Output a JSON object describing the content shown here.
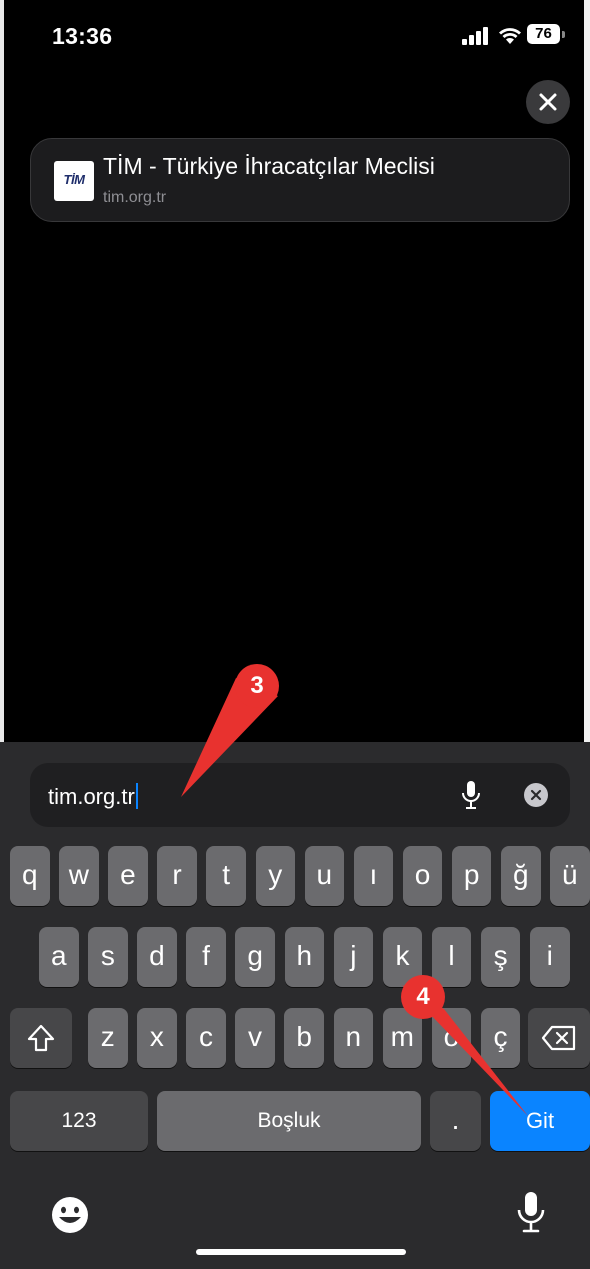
{
  "status": {
    "time": "13:36",
    "battery": "76"
  },
  "suggestion": {
    "favicon_text": "TİM",
    "title": "TİM - Türkiye İhracatçılar Meclisi",
    "url": "tim.org.tr"
  },
  "address_bar": {
    "value": "tim.org.tr"
  },
  "keyboard": {
    "row1": [
      "q",
      "w",
      "e",
      "r",
      "t",
      "y",
      "u",
      "ı",
      "o",
      "p",
      "ğ",
      "ü"
    ],
    "row2": [
      "a",
      "s",
      "d",
      "f",
      "g",
      "h",
      "j",
      "k",
      "l",
      "ş",
      "i"
    ],
    "row3": [
      "z",
      "x",
      "c",
      "v",
      "b",
      "n",
      "m",
      "ö",
      "ç"
    ],
    "numbers_label": "123",
    "space_label": "Boşluk",
    "period_label": ".",
    "go_label": "Git"
  },
  "annotations": {
    "step_a": "3",
    "step_b": "4"
  },
  "colors": {
    "accent": "#0a84ff",
    "annotation": "#e8322f"
  }
}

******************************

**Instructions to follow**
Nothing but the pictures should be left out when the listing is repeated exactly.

**Solved exercise**
Output a JSON object describing the content shown here.
{
  "status": {
    "time": "13:36",
    "battery": "76"
  },
  "suggestion": {
    "favicon_text": "TİM",
    "title": "TİM - Türkiye İhracatçılar Meclisi",
    "url": "tim.org.tr"
  },
  "address_bar": {
    "value": "tim.org.tr"
  },
  "keyboard": {
    "row1": [
      "q",
      "w",
      "e",
      "r",
      "t",
      "y",
      "u",
      "ı",
      "o",
      "p",
      "ğ",
      "ü"
    ],
    "row2": [
      "a",
      "s",
      "d",
      "f",
      "g",
      "h",
      "j",
      "k",
      "l",
      "ş",
      "i"
    ],
    "row3": [
      "z",
      "x",
      "c",
      "v",
      "b",
      "n",
      "m",
      "ö",
      "ç"
    ],
    "numbers_label": "123",
    "space_label": "Boşluk",
    "period_label": ".",
    "go_label": "Git"
  },
  "annotations": {
    "step_a": "3",
    "step_b": "4"
  },
  "colors": {
    "accent": "#0a84ff",
    "annotation": "#e8322f"
  }
}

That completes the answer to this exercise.